How to complete this task → Across these entries, how many lines contain the word "example"? Answer with only the number.
═══ Exercise material ═══
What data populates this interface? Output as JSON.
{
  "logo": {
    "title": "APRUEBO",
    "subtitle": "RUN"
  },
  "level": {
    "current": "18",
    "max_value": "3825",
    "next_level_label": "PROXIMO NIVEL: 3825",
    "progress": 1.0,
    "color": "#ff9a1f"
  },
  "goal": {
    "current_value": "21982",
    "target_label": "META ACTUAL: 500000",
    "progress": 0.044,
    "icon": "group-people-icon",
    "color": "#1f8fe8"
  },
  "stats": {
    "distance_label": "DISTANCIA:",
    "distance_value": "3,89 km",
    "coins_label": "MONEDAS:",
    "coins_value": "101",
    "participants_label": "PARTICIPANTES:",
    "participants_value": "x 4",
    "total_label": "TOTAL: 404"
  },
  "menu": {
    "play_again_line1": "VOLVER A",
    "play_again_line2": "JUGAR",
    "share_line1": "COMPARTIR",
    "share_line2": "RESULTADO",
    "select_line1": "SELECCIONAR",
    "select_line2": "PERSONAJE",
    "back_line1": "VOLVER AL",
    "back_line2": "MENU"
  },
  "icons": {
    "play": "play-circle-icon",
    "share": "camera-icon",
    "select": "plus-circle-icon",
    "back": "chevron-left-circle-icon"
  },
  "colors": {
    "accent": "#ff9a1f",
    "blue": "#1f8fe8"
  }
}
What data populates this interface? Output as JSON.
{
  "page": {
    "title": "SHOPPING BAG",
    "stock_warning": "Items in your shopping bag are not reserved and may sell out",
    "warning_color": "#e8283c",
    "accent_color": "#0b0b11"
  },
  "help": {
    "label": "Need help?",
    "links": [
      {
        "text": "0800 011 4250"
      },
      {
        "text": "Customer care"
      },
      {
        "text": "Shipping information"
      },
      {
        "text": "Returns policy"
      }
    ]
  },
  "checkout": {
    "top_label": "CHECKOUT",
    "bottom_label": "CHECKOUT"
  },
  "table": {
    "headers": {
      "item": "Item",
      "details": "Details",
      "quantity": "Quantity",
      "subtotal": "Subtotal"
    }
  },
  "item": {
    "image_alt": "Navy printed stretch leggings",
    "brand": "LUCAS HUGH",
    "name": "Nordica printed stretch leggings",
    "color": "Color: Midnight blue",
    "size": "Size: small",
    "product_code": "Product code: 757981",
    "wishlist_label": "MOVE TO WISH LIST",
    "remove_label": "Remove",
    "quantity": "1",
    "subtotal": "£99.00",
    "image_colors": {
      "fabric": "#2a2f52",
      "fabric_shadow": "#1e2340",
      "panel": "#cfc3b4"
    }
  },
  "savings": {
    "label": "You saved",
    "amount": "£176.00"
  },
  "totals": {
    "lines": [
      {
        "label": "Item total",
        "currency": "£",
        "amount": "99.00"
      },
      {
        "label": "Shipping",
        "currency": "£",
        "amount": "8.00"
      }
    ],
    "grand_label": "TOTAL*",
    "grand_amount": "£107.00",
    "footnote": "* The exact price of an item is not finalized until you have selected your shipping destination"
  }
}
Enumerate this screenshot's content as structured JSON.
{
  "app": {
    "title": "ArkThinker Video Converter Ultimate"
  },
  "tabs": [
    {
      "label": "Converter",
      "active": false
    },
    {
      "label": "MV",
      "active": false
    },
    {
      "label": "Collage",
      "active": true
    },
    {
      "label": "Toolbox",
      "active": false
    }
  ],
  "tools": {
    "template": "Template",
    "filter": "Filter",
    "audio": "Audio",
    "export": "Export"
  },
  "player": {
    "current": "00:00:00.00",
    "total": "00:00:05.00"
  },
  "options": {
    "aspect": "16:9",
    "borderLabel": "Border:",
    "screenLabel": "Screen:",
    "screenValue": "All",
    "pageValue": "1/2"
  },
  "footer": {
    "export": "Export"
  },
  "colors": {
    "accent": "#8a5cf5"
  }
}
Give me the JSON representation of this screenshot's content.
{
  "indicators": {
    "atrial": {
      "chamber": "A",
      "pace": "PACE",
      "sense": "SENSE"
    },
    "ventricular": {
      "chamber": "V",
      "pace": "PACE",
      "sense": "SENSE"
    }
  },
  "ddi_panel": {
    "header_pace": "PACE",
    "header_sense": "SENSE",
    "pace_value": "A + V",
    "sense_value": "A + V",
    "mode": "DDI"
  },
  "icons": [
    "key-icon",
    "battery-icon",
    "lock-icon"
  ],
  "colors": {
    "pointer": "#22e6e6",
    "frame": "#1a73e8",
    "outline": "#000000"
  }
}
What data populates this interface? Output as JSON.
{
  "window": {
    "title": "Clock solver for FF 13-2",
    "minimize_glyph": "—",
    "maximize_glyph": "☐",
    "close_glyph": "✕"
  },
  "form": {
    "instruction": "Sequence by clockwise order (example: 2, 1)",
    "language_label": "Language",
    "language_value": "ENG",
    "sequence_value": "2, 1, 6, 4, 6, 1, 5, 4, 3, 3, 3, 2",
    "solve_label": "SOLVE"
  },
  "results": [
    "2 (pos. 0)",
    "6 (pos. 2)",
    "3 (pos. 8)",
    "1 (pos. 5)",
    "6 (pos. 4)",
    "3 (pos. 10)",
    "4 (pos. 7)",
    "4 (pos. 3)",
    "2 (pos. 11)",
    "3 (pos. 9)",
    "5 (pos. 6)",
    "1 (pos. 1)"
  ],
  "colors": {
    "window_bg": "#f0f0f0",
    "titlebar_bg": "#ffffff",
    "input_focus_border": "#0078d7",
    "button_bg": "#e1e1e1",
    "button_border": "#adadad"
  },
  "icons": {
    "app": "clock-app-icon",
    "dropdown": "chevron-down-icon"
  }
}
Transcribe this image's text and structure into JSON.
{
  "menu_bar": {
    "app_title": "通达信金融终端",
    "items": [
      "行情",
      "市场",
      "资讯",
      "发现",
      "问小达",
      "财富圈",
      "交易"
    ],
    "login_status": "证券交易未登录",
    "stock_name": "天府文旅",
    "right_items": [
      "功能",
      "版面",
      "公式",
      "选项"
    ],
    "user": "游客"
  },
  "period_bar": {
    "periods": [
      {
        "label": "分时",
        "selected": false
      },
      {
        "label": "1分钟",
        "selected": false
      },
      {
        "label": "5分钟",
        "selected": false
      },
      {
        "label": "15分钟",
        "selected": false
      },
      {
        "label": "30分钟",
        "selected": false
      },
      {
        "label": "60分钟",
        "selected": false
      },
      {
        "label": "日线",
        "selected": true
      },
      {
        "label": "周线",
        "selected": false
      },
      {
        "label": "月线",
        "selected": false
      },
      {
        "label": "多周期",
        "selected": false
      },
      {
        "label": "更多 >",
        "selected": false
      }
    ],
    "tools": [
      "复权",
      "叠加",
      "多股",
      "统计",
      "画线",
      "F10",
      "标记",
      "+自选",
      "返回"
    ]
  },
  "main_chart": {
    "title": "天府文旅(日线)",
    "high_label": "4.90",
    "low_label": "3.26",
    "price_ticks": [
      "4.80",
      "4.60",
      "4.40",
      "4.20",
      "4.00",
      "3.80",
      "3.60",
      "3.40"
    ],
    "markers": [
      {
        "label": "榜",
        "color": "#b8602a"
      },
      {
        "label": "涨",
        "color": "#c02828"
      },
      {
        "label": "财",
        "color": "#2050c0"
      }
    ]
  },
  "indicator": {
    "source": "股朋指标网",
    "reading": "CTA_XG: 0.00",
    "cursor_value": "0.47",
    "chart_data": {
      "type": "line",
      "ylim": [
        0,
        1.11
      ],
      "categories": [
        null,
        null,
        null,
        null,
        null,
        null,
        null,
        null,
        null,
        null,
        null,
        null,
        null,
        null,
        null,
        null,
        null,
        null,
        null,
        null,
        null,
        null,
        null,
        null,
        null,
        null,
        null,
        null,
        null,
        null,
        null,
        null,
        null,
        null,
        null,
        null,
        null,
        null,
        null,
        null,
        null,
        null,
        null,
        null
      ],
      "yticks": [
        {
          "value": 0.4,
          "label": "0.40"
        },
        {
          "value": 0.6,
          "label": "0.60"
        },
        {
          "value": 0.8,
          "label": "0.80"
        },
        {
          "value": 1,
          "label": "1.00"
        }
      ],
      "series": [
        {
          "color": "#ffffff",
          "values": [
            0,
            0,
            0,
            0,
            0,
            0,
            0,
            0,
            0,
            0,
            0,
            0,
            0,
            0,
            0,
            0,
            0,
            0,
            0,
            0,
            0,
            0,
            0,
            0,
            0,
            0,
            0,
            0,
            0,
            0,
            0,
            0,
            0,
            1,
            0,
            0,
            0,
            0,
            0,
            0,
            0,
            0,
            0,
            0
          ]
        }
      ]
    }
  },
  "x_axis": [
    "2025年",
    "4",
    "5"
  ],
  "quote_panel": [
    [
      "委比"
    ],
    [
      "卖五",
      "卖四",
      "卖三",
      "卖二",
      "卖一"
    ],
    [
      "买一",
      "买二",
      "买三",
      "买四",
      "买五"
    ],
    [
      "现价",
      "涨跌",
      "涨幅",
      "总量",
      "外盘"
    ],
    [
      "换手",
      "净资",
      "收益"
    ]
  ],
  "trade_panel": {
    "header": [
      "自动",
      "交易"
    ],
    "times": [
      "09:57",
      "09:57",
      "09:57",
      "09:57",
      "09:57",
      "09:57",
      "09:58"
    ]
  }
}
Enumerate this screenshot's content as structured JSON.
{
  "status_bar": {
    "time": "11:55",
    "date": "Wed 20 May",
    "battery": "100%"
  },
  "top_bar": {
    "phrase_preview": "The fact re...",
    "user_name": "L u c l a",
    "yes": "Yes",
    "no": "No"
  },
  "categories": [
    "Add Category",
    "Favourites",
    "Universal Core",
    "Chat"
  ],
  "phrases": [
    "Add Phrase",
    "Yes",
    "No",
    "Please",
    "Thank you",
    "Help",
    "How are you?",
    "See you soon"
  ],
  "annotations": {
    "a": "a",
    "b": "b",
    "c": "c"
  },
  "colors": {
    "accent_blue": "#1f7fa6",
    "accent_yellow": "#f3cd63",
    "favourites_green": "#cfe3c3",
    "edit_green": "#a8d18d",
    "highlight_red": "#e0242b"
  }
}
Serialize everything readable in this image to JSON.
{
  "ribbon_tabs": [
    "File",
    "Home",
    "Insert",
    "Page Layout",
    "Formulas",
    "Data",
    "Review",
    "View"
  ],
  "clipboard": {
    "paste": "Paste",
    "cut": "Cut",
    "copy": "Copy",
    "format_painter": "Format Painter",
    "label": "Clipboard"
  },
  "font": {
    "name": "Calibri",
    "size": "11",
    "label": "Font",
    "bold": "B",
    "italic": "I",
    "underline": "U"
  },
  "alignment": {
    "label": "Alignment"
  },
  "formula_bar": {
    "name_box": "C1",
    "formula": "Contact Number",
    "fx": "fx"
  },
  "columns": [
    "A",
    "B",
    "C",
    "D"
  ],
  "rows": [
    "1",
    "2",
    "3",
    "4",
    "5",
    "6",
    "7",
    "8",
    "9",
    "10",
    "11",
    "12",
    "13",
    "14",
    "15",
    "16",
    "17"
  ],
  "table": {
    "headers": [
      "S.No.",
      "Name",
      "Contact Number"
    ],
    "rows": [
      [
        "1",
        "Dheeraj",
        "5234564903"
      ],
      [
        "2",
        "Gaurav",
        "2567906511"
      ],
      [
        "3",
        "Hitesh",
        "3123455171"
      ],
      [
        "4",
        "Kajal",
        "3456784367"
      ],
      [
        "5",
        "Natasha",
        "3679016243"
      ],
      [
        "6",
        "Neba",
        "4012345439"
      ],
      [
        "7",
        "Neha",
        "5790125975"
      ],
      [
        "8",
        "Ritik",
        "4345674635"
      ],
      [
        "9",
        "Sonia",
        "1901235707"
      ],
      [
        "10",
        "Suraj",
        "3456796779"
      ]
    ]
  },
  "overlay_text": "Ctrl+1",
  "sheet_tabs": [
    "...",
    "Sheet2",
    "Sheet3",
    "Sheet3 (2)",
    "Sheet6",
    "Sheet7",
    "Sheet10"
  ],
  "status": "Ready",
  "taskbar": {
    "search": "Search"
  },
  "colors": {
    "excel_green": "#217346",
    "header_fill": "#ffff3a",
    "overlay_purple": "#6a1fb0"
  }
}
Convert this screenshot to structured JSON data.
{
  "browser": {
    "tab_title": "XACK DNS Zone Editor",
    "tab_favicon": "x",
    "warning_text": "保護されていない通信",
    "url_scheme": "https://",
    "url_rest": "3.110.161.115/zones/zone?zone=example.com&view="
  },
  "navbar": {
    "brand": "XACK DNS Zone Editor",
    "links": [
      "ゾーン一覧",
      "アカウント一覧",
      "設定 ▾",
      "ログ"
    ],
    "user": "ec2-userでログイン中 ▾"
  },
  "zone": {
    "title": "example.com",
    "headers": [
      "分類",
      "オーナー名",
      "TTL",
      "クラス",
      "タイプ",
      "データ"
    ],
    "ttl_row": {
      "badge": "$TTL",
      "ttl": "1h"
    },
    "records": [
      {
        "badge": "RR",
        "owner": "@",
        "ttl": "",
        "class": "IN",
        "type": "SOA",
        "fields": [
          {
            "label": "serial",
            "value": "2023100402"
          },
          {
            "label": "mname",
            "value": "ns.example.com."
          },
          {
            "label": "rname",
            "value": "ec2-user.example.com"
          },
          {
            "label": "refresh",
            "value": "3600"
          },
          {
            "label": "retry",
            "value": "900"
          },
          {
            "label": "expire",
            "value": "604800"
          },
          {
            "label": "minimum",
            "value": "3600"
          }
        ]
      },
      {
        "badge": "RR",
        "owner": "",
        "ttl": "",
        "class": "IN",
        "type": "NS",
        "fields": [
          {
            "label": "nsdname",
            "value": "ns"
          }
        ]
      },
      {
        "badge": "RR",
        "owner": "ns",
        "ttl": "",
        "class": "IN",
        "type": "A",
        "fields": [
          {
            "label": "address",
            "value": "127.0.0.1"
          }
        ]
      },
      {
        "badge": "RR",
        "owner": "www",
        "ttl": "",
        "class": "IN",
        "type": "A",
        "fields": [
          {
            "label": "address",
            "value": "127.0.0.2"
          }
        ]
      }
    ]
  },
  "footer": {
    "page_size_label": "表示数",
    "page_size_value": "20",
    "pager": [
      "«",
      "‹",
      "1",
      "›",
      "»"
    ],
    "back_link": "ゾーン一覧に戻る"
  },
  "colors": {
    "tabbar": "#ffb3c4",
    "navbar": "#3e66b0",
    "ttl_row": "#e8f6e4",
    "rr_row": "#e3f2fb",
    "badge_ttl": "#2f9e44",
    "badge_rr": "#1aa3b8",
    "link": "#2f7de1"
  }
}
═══
Answer to this exercise → 5